Violence against babies and young children more than doubled last year, a national survey of hospital data revealed today.
Accident and emergency departments in England and Wales saw the number of children aged 10 and under who were injured in a violent attack rise from an estimated 3,805 to 8,067 - or a 112 per cent increase.
Violence against people of all ages fell by 12 per cent overall compared with 2006 - a trend which will give a boost to Home Office ministers on the day quarterly crime figures are due to be published.
But today's report by experts from Cardiff University's violence research group said the unexpected rise in child victims was a "cause for concern".
Under 10s were the only category to see a rise in violence against them.
Maxillofacial surgeon Professor Jon Shepherd, who chairs the group, said: "We would have expected levels among 11- to 17-year-old children to show a rise, because of the increases in youth violence that people have in the back of their minds.
"But that was not what we found."
The report said: "It is not clear whether violence at the hands of parents or carers is responsible for this increase - recent evidence suggests that violence between children at school and in public places is also a problem.
"In any event, the roles of child safeguarding agencies including the NHS, police and local authorities remain essential and should be enhanced.
"This increase against violence directed against children in England and Wales is cause for concern."
The assault injury rate for under 10s rose from 0.7 per 1,000 in 2006 to 1.5 last year, it added.
Victims over 18 saw the greatest fall in violence, and among over 50s there was a 17 per cent decline, but those aged 18 to 30 remained at greatest risk, making up nearly half of violence-related patients.
In the year an estimated 322,000 people went to A&E after suffering violence compared with 364,000 in 2006.
The report said this continued the downward trend seen since 2000.
"This A&E-based study does not shed light on the causes of these decreases," it said. "Potential reasons include more effective policing, stemming from reliance on more targeted approaches."
It added that violence had shown a "much greater decrease" in the second year after controversial round-the-clock drinking reforms were brought in than in the first 12 months.

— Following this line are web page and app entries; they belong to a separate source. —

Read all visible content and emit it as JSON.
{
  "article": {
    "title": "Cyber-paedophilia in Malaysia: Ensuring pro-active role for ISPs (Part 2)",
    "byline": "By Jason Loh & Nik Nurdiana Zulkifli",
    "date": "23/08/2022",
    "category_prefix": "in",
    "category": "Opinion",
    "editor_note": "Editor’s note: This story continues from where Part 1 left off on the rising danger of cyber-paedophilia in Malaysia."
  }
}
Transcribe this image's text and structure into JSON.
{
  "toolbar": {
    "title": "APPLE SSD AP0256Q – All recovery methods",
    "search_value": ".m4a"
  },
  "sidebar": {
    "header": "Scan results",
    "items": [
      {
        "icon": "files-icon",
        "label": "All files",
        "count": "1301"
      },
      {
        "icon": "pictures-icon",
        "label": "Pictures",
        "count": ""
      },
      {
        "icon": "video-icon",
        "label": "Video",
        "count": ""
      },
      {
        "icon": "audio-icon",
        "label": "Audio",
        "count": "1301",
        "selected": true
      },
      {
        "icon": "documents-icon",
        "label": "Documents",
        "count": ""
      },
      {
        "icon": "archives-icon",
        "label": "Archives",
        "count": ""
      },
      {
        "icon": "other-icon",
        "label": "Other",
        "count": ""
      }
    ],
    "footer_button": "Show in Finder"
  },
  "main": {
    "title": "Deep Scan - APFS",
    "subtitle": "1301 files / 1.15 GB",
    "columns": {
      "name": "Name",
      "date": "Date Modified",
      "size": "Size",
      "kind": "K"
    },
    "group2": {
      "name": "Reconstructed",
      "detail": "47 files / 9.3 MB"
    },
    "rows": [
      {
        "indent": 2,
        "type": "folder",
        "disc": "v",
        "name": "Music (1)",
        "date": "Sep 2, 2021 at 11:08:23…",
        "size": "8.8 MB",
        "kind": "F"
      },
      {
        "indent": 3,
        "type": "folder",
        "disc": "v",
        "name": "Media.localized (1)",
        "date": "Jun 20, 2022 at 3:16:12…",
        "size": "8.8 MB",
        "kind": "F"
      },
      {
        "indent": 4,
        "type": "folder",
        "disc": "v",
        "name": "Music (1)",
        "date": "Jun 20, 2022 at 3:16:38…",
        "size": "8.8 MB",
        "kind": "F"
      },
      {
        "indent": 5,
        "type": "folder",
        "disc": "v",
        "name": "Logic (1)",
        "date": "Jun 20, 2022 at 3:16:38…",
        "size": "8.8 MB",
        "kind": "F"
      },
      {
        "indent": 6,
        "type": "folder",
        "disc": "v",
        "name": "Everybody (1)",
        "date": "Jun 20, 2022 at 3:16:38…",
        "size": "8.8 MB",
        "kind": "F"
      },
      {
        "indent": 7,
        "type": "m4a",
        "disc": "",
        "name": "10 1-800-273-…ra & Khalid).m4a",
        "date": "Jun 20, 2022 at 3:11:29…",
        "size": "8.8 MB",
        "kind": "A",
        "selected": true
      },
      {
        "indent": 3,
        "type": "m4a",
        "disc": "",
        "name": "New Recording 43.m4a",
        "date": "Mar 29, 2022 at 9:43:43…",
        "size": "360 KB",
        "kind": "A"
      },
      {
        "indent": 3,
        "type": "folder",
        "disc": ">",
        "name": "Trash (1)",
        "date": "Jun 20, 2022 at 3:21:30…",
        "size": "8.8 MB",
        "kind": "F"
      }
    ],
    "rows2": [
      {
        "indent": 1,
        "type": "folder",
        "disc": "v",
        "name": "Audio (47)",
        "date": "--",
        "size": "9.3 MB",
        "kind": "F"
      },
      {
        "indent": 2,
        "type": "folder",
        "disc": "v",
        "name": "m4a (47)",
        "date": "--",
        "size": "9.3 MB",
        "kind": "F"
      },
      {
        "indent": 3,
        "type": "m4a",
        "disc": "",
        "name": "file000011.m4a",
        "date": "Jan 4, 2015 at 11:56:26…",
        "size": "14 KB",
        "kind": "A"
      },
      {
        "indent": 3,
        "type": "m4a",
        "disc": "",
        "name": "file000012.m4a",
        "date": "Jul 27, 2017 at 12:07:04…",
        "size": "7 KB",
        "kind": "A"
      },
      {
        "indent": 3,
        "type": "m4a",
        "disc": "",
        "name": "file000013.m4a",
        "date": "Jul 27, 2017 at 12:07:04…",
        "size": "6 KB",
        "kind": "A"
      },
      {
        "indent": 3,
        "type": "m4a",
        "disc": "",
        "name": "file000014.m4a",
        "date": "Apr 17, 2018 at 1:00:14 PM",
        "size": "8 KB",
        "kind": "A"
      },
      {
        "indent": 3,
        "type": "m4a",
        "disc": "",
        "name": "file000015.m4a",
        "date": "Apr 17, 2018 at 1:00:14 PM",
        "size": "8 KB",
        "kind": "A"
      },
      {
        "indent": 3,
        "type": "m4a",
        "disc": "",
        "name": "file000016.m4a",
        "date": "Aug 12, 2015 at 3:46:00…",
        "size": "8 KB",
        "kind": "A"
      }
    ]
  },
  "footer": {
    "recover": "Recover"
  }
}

The document warned that data on hospital admissions appeared to show a different trend to A&E figures.
Violence-related admissions from 2000 to 2005 had decreased in frequency but increased in severity, it said.
The experts gathered data from 29 A&E departments and then extrapolated the figures to national levels.
Kathy Evans of the Children's Society said: "This is of serious concern.
"It is a shocking reminder that, while many are preoccupied by violence perpetrated by children, we need to look at the violence the children are experiencing from a very early age, and how it influences them."
She added: "It is particular concern to see that this young age group was the only group to see an increase."
The NSPCC's head of child protection awareness Chris Cloke said: "The high number of children being treated at hospitals for violent injuries is deeply worrying.
"It's not clear why there appears to be a dramatic increase but we urge all hospital staff to be vigilant to possible cases of child abuse.
"This is why we are working closely with doctors and nurses to advise them on spotting deliberate injuries."
He added: "Hospitals and children's services need to work better together to identify children who have been deliberately injured and act to protect them.
"Sadly, violence against very young children is nothing new."
A Home Office spokesman said: "Any violent crime is intolerable particularly when it is directed against children.
"That is why the Government's recently published Tackling Violence Action Plan includes new resources for healthcare providers, local authorities and the police to share information to ensure that people at risk are protected and offenders are brought swiftly to justice.
"Violence makes up less than 1 per cent of all crime and the risk of being a victim of violence is extremely low.
"This report actually reveals a 12 per cent fall in violence last year and the British Crime Survey shows that violent crime has fallen by 31 per cent over the past 10 years. In 2008 our grip on violence will tighten further to ensure that this downward trend continues."Reuse content